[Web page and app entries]
-*-*-
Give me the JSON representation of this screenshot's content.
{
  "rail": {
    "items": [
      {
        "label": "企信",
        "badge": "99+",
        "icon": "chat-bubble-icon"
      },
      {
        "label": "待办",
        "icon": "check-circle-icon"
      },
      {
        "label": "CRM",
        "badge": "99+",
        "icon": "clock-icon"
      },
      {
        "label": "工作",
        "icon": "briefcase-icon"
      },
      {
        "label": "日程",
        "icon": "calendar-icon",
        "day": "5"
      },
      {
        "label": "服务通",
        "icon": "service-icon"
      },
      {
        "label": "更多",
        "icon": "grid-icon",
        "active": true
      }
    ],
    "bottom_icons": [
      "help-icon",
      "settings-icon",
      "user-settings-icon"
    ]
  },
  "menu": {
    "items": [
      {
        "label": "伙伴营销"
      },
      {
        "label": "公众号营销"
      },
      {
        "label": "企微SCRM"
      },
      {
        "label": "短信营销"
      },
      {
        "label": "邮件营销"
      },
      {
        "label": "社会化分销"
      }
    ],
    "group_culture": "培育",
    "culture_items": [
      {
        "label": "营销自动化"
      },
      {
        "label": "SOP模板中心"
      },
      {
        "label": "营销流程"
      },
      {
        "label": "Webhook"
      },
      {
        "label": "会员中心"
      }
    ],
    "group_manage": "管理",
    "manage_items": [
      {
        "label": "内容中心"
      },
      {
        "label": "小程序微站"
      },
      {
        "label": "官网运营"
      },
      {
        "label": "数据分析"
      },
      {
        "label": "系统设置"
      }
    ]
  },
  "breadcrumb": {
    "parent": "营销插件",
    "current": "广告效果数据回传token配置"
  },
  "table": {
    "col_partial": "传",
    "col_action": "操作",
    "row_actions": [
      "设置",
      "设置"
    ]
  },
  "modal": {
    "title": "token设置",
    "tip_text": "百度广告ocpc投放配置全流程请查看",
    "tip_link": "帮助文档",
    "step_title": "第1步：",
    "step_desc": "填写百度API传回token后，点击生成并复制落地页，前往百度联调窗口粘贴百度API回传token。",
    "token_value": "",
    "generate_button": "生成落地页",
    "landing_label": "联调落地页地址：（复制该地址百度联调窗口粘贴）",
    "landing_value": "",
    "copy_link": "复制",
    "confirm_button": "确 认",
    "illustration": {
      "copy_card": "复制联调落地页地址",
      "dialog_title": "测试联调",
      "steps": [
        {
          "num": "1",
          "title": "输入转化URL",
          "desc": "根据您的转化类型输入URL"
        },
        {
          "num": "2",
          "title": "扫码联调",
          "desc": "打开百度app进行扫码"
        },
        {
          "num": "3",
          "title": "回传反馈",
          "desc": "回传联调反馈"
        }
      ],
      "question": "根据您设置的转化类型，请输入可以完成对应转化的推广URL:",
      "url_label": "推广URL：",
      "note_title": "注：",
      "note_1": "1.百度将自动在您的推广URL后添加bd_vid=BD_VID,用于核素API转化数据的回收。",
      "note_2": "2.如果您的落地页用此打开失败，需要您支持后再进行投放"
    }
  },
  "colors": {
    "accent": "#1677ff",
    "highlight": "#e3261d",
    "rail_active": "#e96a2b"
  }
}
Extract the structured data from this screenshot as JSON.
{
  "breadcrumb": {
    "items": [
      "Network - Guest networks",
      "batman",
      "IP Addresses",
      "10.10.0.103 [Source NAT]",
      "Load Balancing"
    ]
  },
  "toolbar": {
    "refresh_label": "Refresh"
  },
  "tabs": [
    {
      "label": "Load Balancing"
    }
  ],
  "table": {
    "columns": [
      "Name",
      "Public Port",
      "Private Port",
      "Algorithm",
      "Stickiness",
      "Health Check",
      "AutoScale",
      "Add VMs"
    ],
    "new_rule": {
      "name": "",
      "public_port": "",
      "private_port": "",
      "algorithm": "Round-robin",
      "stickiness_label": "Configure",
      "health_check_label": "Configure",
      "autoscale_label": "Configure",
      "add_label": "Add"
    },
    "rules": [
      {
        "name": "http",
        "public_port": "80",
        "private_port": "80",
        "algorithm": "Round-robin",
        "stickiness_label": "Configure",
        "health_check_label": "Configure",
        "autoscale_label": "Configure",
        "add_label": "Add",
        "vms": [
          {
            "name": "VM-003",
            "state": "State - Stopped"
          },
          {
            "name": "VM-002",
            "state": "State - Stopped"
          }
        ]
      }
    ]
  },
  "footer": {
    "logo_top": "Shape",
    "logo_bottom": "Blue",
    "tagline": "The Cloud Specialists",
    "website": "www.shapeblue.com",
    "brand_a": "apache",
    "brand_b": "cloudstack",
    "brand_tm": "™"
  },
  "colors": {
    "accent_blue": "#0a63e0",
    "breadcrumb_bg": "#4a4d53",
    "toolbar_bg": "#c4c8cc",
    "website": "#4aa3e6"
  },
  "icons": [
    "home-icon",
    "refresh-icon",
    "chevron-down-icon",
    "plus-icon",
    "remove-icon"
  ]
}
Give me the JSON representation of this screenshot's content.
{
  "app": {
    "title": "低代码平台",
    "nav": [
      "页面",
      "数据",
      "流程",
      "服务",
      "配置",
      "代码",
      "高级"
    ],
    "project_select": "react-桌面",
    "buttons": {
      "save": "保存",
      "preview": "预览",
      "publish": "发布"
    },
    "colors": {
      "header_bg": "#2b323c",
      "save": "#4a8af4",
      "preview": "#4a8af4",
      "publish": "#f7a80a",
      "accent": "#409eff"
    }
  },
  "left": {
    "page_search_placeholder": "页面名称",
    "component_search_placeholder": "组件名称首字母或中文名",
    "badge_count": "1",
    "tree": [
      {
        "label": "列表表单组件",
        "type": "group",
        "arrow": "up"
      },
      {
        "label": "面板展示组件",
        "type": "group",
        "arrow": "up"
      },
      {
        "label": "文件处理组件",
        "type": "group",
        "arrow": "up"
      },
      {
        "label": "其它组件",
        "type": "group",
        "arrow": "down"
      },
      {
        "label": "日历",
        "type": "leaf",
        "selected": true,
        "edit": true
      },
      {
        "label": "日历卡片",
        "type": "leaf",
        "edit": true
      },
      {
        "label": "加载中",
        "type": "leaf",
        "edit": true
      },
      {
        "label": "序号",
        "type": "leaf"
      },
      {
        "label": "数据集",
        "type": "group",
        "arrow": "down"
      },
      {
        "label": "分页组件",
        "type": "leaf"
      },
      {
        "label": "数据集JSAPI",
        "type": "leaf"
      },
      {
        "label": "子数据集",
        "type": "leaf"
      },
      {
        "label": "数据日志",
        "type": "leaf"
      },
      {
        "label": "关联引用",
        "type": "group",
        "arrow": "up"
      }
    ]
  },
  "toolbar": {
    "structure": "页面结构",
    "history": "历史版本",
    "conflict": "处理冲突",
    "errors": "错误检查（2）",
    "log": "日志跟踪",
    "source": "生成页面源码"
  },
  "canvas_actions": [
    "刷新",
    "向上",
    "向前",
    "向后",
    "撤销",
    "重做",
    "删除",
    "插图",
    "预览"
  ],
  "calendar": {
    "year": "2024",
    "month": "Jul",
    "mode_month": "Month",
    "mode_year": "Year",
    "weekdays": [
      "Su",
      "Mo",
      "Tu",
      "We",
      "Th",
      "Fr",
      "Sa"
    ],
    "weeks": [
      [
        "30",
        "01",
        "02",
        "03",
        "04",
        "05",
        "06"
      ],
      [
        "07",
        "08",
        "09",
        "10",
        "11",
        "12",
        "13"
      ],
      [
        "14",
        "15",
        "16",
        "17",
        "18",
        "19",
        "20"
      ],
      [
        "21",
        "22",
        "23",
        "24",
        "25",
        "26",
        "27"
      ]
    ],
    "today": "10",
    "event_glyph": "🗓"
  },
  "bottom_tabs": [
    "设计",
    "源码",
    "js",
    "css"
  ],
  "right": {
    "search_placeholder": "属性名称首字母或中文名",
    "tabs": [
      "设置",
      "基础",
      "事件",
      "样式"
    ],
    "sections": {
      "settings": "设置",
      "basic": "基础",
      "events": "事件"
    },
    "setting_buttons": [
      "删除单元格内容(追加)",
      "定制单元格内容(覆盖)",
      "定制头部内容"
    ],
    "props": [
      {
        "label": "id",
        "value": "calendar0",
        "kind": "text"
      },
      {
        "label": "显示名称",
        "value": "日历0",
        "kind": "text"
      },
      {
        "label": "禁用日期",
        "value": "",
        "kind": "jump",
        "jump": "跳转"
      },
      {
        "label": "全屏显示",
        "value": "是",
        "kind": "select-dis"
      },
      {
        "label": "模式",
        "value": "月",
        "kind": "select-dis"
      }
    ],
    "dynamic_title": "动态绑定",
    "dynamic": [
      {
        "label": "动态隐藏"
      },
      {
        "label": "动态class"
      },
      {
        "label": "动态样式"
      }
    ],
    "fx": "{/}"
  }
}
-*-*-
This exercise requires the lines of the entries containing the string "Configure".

      "stickiness_label": "Configure",
      "health_check_label": "Configure",
      "autoscale_label": "Configure",
        "stickiness_label": "Configure",
        "health_check_label": "Configure",
        "autoscale_label": "Configure",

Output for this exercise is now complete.